Out and About in the Nighttime

I have been wandering the yard the last few nights, trying to find out who is pollinating my birdhouse gourd vine.  I haven’t seen anyone there yet, but I have had fun seeing who’s out and trying to get their pictures.

gourd blossom

The flower of the birdhouse gourd.

birdhouse blossom

From another angle.

I have checked on these flowers hourly from 8 PM to midnight, for three nights in a row, and have never seen anything on them.  I go out there with a little LED light, and no insects are even attracted to the light.  Yet these bloom at night – they don’t even open until about 8:30 – and they are white, so it seems like they would be attractive to night-flying insects.

I started to think that I was making this harder than it had to be, and maybe the wind pollinated them.  I turned to the internet – surely someone more knowledgeable than I am has figured this out!

I only found a few references  – from 2005 and 1998!  Mostly people asking the same question but with no answers.  They did say that the pollen is too sticky for the wind to blow it around, and they said that they pollinated the plants themselves with a brush, but didn’t get too many gourds.  Well I am covered up in gourds so something is doing its job!

I went back out and looked this morning, and noticed some remains of a moth on a leaf.

moth wings

Just two little wings and a bit of antenna – evidence of the elusive pollinator?

My initial identification (based on a tiny little picture in one guidebook) is “Oak Beauty” moth, but I will have to request an ID on my new favorite website, Bug Guide.  Also, just because the moth was dead on the leaf, doesn’t mean it was pollinating that plant: it could have been dropped there by something flying over.  But maybe I have made the discovery that the scientific community has been waiting for!

Anyway, here are a few of the other creatures I have spotted at night.  It has been fun to share their world.

gulf coast toad

This Gulf Coast Toad has been by the same tree every night.

dog and toad

Harper follows this toad around almost every night.

winged green grasshopper

Most of the grasshoppers we have here have highly contrasting patterns.

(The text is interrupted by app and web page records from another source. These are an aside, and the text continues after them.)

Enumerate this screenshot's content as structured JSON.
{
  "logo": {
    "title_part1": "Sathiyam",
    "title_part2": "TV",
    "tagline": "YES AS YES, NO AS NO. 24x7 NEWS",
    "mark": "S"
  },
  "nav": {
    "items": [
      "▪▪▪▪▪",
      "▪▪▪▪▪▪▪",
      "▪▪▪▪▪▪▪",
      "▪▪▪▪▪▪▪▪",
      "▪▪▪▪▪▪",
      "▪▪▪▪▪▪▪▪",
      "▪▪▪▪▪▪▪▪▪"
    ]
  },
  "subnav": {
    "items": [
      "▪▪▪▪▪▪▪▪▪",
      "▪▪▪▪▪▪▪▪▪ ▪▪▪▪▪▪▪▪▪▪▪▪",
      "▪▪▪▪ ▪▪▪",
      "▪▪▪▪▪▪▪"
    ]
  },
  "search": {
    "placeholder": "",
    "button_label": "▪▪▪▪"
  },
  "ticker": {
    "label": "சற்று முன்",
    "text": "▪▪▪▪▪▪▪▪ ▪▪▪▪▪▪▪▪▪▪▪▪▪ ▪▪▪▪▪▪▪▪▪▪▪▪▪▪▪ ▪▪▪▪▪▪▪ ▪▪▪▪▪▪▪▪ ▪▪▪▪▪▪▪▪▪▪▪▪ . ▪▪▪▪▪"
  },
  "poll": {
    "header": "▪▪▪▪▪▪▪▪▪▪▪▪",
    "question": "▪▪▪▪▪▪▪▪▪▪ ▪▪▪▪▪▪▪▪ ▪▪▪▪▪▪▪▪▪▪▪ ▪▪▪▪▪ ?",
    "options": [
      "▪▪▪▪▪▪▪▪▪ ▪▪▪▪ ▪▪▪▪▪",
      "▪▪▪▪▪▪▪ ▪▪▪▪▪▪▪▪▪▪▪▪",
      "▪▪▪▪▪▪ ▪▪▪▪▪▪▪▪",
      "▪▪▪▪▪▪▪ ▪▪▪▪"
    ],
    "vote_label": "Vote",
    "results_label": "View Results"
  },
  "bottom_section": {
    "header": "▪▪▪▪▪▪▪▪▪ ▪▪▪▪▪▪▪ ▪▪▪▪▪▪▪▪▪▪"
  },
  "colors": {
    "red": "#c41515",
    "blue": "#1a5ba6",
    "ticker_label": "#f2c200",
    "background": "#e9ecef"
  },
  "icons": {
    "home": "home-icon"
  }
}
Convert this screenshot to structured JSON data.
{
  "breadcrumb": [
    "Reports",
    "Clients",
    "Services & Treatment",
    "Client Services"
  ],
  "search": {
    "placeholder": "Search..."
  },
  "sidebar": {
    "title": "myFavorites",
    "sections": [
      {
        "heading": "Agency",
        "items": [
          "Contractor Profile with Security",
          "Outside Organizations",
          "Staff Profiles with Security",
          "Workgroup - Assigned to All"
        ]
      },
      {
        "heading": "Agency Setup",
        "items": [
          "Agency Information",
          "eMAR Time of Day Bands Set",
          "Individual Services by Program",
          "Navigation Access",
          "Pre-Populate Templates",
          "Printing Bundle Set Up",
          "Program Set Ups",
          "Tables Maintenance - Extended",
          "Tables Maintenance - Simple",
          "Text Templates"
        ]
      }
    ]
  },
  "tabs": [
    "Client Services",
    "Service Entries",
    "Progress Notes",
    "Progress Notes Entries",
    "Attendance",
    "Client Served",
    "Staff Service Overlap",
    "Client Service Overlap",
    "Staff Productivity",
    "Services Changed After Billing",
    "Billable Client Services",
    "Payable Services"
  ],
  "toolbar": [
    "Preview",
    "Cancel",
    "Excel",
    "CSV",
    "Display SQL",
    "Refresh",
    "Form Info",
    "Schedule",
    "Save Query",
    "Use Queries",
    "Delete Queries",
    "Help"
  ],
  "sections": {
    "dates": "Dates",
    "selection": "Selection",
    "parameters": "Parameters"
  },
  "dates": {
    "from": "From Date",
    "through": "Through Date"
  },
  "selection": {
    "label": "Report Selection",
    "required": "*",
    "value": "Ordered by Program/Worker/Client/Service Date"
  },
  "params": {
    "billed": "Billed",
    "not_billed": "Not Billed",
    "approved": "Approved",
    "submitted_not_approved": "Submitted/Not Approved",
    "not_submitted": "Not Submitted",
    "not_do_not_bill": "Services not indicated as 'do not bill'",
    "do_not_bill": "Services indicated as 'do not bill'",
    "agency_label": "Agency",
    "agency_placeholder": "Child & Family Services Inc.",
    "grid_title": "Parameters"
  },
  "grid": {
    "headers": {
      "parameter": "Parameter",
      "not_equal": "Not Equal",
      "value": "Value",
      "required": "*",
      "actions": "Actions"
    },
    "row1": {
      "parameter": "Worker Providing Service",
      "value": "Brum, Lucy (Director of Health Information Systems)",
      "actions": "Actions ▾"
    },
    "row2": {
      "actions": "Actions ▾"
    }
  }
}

This Short-winged Green Grasshopper was so plain I almost missed it.

I had to do some research to identify this grasshopper.  I was so hoping it was a Slightly Musical Conehead, because really, is there a better name than that?  Someday I am going to do a whole series of art quilts based on the great names we have given to birds, herps, and insects.

wolf spider

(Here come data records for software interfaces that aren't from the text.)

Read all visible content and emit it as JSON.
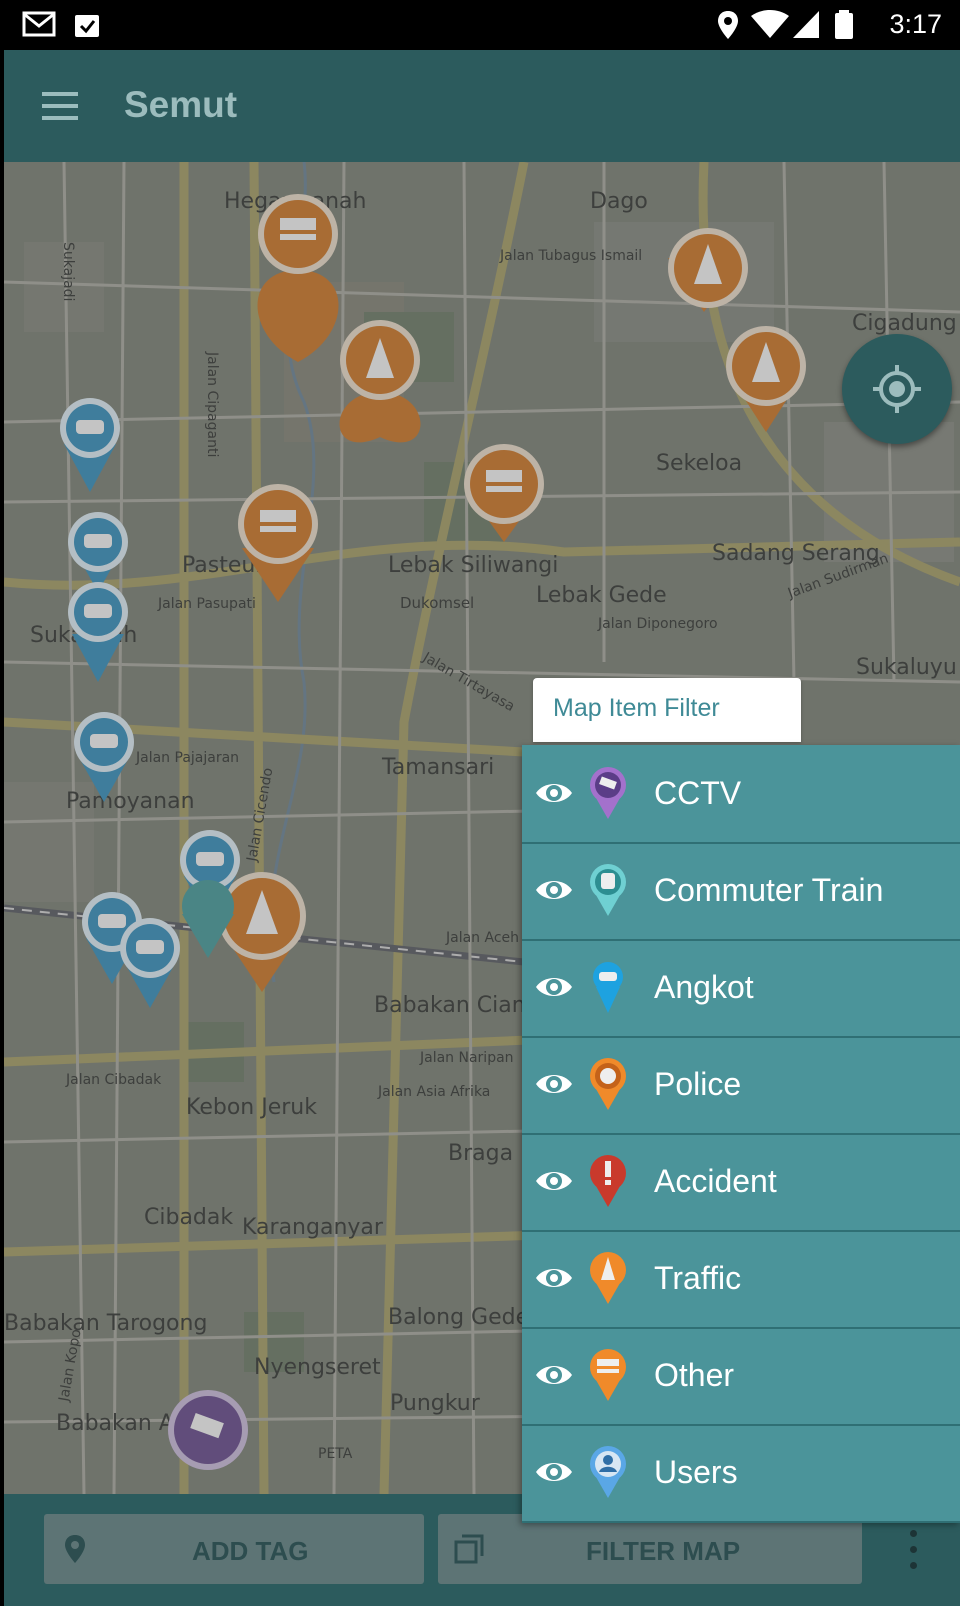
{
  "status_bar": {
    "time": "3:17"
  },
  "app_bar": {
    "title": "Semut"
  },
  "map": {
    "labels": [
      {
        "text": "Dago"
      },
      {
        "text": "Hegarmanah"
      },
      {
        "text": "Jalan Tubagus Ismail"
      },
      {
        "text": "Cigadung"
      },
      {
        "text": "Sekeloa"
      },
      {
        "text": "Sadang Serang"
      },
      {
        "text": "Lebak Siliwangi"
      },
      {
        "text": "Lebak Gede"
      },
      {
        "text": "Dukomsel"
      },
      {
        "text": "Jalan Diponegoro"
      },
      {
        "text": "Jalan Pasupati"
      },
      {
        "text": "Pasteur"
      },
      {
        "text": "Sukajadi"
      },
      {
        "text": "Sukagalih"
      },
      {
        "text": "Jalan Pajajaran"
      },
      {
        "text": "Pamoyanan"
      },
      {
        "text": "Tamansari"
      },
      {
        "text": "Jalan Tirtayasa"
      },
      {
        "text": "Jalan Cipaganti"
      },
      {
        "text": "Jalan Cicendo"
      },
      {
        "text": "Babakan Ciamis"
      },
      {
        "text": "Jalan Aceh"
      },
      {
        "text": "Jalan Naripan"
      },
      {
        "text": "Jalan Asia Afrika"
      },
      {
        "text": "Kebon Jeruk"
      },
      {
        "text": "Braga"
      },
      {
        "text": "Jalan Cibadak"
      },
      {
        "text": "Cibadak"
      },
      {
        "text": "Karanganyar"
      },
      {
        "text": "Babakan Tarogong"
      },
      {
        "text": "Balong Gede"
      },
      {
        "text": "Nyengseret"
      },
      {
        "text": "Pungkur"
      },
      {
        "text": "Babakan Asih"
      },
      {
        "text": "Sukaluyu"
      },
      {
        "text": "Jalan Sudirman"
      },
      {
        "text": "Jalan Kopo"
      },
      {
        "text": "PETA"
      }
    ]
  },
  "filter": {
    "title": "Map Item Filter",
    "items": [
      {
        "label": "CCTV",
        "icon": "cctv-pin-icon",
        "color": "#a371cc"
      },
      {
        "label": "Commuter Train",
        "icon": "train-pin-icon",
        "color": "#6fd0d2"
      },
      {
        "label": "Angkot",
        "icon": "angkot-pin-icon",
        "color": "#1ea2e0"
      },
      {
        "label": "Police",
        "icon": "police-pin-icon",
        "color": "#f08a2a"
      },
      {
        "label": "Accident",
        "icon": "accident-pin-icon",
        "color": "#c93a2c"
      },
      {
        "label": "Traffic",
        "icon": "traffic-cone-pin-icon",
        "color": "#f08a2a"
      },
      {
        "label": "Other",
        "icon": "barrier-pin-icon",
        "color": "#f08a2a"
      },
      {
        "label": "Users",
        "icon": "user-pin-icon",
        "color": "#5aa7e6"
      }
    ]
  },
  "bottom_bar": {
    "add_tag": "ADD TAG",
    "filter_map": "FILTER MAP"
  },
  "colors": {
    "app_bar": "#2c5b5d",
    "filter_panel": "#4b949a",
    "marker_orange": "#c9782e",
    "marker_blue": "#3c8fb8"
  }
}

The predator has been preyed upon.

Do you know this trick to find ground spiders in the dark?  Instead of stretching out your arm at waist level with your flashlight, put your hand up next to your head with the flashlight next to your temple.  When you point the beam down to the grass from that position, the light will be at just the right angle to reflect off the spiders’ eyes and bounce back to your eyes.  You will probably see a lot of my favorite spiders, Bold Jumping Spiders.

bold jumping spider

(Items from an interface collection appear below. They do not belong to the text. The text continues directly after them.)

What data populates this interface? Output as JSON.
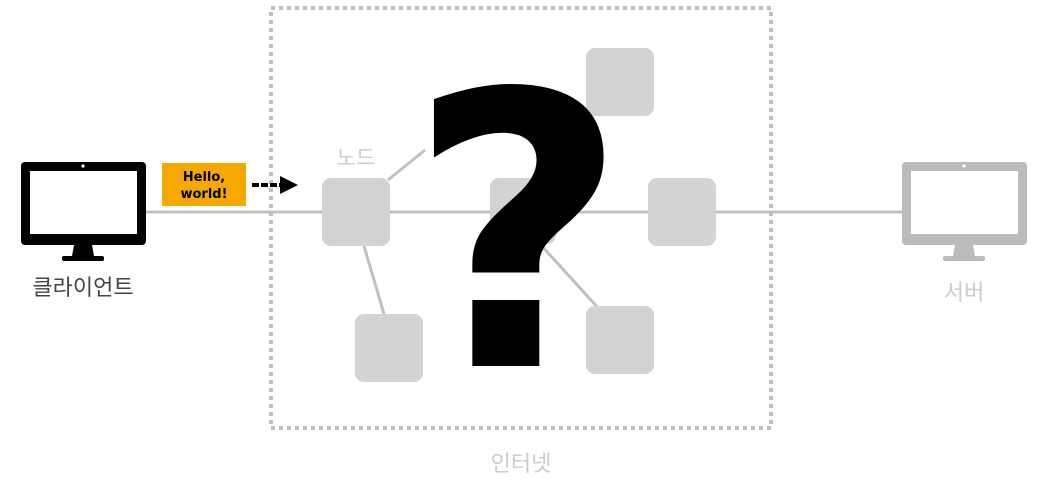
{
  "client": {
    "label": "클라이언트"
  },
  "server": {
    "label": "서버"
  },
  "internet": {
    "label": "인터넷"
  },
  "node": {
    "label": "노드"
  },
  "message": {
    "line1": "Hello,",
    "line2": "world!"
  },
  "mystery": {
    "symbol": "?"
  },
  "colors": {
    "client": "#000000",
    "server": "#bbbbbb",
    "node": "#d3d3d3",
    "link": "#c0c0c0",
    "message_bg": "#f5a800",
    "boundary": "#bfbfbf",
    "faded_label": "#cccccc",
    "client_label": "#444444"
  }
}
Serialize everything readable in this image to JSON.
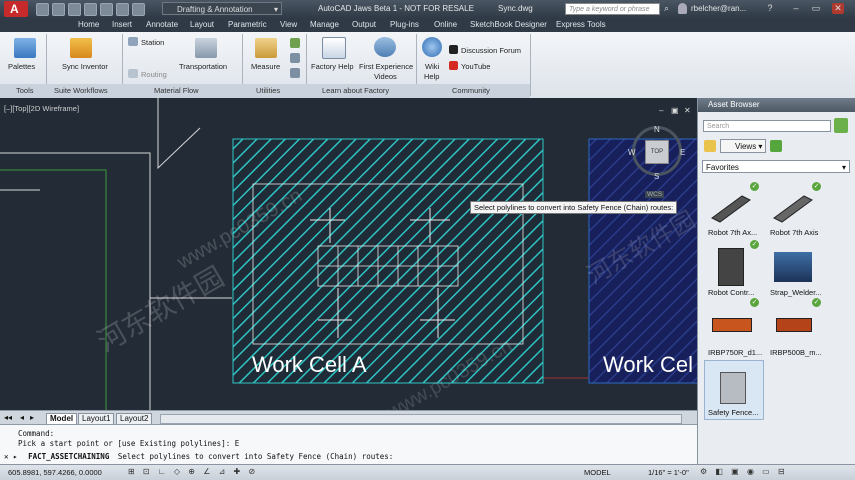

Bold Jumping Spider – don’t worry, he’s only about 1/4 of an inch long.

These lovely spiders were not down on the ground, though – their webs were placed about two feet apart, one above the other.  I love the effect of the webs overlaying each other – that would be an interesting pattern to quilt.

spider webs

Pattern formed by two webs, one behind the other.

I hope you have enjoyed this little glimpse of nighttime nature in East Texas!